A person with knowledge of the investigation, who was not authorized to speak publicly, confirmed that the foreign ministries of the five countries had been breached.
Even as revelations by Edward Snowden about surveillance conducted by the US National Security Agency and its intelligence partners dominate attention, the FireEye report is a reminder that Chinese hackers continue to break into the computer systems of governments and firms using simple, e-mail-based attacks.
The FireEye report does not link the attacks to a specific group in China, but security experts say the list of victims points to a state-affiliated campaign.
“Unlike other groups, which tend to attack commercial targets, this campaign specifically targeted ministries of foreign affairs,” said Nart Villeneuve, the researcher who helped lead FireEye’s efforts.
Last year, Villeneuve, then a researcher at Trend Micro, a security company in Tokyo, traced a series of attacks on firms in Japan and India, as well as Tibetan activists, to a former graduate student at Sichuan University who had joined Tencent, China’s leading Internet company.
Villeneuve said the current hacks are highly selective. Researchers first began tracking the campaign — which they call “Ke3Chang” after a reference buried in the malware code — in 2011. That October, various G20 finance ministers were targeted during a G20 meeting in Paris.
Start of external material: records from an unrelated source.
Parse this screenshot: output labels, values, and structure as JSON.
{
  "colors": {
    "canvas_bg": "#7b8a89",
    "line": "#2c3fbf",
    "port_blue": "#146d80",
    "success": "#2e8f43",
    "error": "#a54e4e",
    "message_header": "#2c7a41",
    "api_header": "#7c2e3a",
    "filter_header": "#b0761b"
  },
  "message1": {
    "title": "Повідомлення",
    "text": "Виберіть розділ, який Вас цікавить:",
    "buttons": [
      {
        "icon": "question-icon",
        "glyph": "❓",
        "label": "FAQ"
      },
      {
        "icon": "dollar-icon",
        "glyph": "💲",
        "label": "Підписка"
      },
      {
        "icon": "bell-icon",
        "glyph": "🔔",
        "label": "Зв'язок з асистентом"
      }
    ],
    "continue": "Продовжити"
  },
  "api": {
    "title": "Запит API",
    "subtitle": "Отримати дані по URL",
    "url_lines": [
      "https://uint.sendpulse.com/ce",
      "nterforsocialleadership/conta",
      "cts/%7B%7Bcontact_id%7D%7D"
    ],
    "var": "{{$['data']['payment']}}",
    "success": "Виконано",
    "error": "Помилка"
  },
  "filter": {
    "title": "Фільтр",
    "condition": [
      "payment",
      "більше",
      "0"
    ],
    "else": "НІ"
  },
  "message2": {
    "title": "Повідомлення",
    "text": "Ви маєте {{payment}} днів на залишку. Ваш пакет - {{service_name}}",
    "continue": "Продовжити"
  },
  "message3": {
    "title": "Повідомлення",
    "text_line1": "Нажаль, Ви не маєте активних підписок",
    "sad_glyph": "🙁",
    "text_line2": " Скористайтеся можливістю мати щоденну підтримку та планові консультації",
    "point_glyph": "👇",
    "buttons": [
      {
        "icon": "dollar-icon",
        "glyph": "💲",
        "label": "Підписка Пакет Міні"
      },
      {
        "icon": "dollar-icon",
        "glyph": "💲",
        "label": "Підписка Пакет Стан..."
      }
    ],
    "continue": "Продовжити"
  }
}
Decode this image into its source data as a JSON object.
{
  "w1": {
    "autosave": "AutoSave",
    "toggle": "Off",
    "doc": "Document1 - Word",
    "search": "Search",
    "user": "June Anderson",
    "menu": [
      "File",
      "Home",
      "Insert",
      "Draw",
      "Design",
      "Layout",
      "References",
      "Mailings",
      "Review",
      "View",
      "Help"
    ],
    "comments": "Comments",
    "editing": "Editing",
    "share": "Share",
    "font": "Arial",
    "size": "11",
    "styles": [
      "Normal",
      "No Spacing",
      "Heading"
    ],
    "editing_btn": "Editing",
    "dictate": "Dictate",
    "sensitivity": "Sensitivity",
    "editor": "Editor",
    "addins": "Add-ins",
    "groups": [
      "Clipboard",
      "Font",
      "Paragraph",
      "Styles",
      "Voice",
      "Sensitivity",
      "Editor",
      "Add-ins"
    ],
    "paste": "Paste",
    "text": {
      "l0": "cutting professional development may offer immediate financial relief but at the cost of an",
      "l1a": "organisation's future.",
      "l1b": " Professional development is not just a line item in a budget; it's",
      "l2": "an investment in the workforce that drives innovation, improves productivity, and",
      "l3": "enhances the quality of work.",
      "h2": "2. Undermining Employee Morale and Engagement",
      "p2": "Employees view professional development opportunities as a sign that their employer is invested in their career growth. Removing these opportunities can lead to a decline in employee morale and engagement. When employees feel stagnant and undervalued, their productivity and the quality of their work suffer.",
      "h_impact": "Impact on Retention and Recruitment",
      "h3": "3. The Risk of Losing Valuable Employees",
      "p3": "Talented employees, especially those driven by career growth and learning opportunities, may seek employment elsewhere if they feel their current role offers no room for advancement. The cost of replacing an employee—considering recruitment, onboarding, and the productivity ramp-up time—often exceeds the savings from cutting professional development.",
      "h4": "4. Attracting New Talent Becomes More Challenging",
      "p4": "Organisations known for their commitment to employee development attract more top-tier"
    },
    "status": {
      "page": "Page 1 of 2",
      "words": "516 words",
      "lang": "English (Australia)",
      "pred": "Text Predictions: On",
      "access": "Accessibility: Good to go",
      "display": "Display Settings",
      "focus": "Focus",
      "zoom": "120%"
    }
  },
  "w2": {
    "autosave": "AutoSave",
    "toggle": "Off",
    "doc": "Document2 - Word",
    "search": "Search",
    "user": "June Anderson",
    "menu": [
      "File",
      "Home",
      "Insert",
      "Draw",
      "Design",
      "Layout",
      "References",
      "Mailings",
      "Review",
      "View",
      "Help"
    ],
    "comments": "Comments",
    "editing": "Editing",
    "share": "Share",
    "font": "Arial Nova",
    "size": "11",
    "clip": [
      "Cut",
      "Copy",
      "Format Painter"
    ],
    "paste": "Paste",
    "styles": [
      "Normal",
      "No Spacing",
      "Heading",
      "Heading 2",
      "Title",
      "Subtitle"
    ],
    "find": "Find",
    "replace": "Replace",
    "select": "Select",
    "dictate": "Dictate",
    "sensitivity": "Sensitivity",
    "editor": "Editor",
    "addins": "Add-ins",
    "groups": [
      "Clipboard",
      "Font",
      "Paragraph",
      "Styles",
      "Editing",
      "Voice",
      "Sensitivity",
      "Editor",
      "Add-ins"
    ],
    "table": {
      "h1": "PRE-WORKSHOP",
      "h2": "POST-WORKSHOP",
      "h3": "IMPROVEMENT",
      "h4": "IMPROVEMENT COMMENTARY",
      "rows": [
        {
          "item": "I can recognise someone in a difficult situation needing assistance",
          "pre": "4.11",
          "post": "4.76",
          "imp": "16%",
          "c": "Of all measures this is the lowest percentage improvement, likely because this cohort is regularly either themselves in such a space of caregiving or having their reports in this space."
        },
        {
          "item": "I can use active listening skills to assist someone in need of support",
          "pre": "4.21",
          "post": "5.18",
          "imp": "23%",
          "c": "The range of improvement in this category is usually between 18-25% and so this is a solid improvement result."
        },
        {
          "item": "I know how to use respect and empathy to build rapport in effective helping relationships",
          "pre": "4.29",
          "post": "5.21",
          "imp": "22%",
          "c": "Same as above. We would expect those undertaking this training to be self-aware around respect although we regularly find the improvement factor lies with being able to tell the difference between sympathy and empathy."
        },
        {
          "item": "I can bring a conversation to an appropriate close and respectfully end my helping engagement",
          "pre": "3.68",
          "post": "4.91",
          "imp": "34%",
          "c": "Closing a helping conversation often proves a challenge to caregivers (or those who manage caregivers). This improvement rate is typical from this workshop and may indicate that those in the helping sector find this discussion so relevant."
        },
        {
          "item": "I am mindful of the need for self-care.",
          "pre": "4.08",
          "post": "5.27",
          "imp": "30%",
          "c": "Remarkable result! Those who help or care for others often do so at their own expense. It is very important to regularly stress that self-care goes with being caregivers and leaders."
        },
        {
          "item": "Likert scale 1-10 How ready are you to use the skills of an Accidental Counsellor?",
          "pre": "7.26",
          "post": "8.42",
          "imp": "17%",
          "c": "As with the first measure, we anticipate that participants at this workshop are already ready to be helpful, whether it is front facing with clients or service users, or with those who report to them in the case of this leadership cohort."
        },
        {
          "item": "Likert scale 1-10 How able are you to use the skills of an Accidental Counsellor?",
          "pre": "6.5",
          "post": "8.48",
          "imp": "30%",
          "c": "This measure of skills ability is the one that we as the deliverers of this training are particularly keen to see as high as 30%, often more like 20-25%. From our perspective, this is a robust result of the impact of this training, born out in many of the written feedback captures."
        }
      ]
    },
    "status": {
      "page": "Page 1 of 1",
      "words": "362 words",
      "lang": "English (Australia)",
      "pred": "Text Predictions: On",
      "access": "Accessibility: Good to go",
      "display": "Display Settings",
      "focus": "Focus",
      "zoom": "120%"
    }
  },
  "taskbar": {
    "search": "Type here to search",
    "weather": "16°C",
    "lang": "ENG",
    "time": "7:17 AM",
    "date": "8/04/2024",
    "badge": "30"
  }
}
The attackers sent their targets e-mails with a link that claimed to contain naked photos of Carla Bruni-Sarkozy, wife of former French president Nicolas Sarkozy. Once clicked, attackers were able to gain a foothold into their targets’ computer networks, though investigators said they were unable to see which files the attackers had taken.
The closest they came was in August when FireEye’s researchers were able to infiltrate one of the group’s 23 command-and-control servers for one week. They could see that the server had breached 21 targets, including government ministries in the five European countries.
They watched as attackers mapped out victims’ computer networks, searching for users with privileged access who would allow them entry into the computers of high value targets.
That glimpse gave researchers a rare window into the attackers’ techniques and clues to their origin. Their malware contained Chinese character strings and one Web page used to compromise computers was written in Chinese. They also used several machines to test their malware which used the Chinese language as the default setting.
“Beyond the fact they are Chinese, we don’t know who the attackers are or what their motivations might be,” Villeneuve said.
Chinese Ministry of Foreign Affairs officials have said China does not sanction hacking, and is itself a victim of hacking attacks.